More than 100 flags lined the quad in front of the Memorial Union at UC Davis Thursday afternoon ahead of Memorial Day weekend. Each flag honored the sacrifice of a fallen UC Davis servicemember.
Veterans, students, faculty and community members gathered at the annual Memorial Day ceremony late in the afternoon. UC Davis MBA student Anthony Bulaclac Jr., a U.S. Army major, readied his keynote address.
“Presenting gave me an opportunity to stop and reflect on what it means to be a selfless servant to my nation, and, more importantly, the sacrifice others have made in the past and continue to make in the future.” — Anthony Bulaclac Jr.
Bulaclac, who grew up in Victorville, Calif. after emigrating from the Philippines when he was 8-years-old, went on to earn a mechanical engineering degree from the U.S. Military Academy at West Point.
During his decade of military service, he commanded a company of unmanned aerial vehicles that provided support of combat operations in Afghanistan, where he served two deployments. He managed support for aviation operations around the world, including South America and Africa.
“GSM is a phenomenal program that provides an outstanding academic experience, as well as a very supportive community,” said Bulaclac, who will earn his MBA in June and plans to return to the Army. “I’m fortunate to be a part of an organization in the Army, and more specifically a program that’s very generous.”
Bulaclac’s MBA focus is in entrepreneurship and he says his degree will go a long ways towards helping him to start a business following retirement from the military. “I will be close to retirement in nine years, so I need something to keep me busy afterwards,” he said.
Bulaclac said two of his favorite courses have been New and Small Business Ventures and Product Management. He said Lecturer Marc Lowe has inspired him to think more like an entrepreneur.
After graduation next month, he will return to his unit with new skills and an entrepreneurial toolkit which he hopes to put into action right away in an effort to improve the technological capabilities of the Army.
“I’m always interested in actively pursuing opportunities to provide solutions that would help improve society, both (locally) and globally, and GSM has provided me with all of the skill sets I did and did not know I needed—finance, marketing, you name it, GSM has it,” Bulaclac said. “The professors are knowledgeable and very giving. They look for students who are passionate about the pursuit of education.”
Following Bulaclac’s keynote address, Army ROTC cadets read the names of the 136 students and alumni who have died while serving in the U.S. military service—our Gold Star Aggies.

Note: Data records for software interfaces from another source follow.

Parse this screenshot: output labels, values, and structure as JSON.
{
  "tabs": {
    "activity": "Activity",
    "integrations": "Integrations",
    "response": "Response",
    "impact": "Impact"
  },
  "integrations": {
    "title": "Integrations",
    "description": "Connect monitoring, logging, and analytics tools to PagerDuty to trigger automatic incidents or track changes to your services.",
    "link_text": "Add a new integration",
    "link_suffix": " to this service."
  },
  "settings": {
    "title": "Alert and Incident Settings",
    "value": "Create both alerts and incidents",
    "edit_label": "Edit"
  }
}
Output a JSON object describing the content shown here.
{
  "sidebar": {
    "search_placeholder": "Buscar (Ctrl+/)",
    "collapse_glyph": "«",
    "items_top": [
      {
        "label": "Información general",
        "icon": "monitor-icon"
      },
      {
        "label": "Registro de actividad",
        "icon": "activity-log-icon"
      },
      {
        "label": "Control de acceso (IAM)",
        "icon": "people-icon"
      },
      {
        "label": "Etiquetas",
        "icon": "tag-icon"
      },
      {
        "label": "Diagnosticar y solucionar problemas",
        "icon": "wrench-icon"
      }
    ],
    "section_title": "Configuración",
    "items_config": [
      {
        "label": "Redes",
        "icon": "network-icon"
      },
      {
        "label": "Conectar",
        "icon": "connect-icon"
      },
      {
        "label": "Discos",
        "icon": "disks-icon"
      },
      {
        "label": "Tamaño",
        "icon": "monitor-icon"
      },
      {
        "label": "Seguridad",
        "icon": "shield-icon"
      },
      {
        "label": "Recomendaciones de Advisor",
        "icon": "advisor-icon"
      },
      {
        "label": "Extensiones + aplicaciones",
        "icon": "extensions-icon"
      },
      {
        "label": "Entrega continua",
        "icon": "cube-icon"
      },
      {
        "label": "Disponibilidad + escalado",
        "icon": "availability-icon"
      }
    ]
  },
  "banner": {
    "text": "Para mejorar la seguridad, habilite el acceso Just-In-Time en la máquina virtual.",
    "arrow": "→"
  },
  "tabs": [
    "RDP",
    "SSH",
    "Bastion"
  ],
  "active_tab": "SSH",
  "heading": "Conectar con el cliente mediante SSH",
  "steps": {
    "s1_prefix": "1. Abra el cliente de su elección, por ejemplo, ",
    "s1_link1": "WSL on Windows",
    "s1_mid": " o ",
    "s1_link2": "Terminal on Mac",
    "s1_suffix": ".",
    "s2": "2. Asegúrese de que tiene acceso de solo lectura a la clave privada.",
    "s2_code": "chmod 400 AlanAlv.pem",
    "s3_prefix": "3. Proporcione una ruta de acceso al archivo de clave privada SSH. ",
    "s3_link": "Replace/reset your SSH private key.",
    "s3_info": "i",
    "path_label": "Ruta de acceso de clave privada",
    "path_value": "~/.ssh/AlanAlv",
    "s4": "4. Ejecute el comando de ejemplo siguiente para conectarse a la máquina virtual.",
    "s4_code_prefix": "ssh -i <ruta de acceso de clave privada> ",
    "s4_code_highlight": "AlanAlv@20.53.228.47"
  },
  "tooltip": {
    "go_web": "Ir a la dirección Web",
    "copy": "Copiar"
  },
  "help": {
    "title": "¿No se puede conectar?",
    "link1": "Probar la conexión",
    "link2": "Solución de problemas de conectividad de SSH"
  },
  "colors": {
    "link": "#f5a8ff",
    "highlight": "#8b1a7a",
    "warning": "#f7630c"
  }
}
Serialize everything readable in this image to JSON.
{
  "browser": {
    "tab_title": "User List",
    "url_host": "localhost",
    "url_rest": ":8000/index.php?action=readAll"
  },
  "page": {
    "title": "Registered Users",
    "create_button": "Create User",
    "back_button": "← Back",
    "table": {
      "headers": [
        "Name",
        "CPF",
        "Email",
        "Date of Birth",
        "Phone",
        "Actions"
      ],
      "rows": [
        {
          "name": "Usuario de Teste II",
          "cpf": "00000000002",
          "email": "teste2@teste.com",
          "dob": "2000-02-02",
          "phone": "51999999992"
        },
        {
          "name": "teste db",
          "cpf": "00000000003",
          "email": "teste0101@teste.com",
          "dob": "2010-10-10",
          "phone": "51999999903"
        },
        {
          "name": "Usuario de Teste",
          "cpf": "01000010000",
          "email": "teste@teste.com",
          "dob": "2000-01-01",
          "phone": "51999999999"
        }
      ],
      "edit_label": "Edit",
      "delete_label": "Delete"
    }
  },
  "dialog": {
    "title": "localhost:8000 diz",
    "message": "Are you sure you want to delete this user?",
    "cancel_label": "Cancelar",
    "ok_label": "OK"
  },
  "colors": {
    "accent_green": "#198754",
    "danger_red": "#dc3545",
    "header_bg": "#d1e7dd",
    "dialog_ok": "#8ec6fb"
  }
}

Their stories are told in the pages of the Golden Memory Book, available online and under glass along the Gold Star Aggies Wall in the East Wing of the Memorial Union, which was named in honor of our military casualties.
Learn more about the Gold Star Aggies.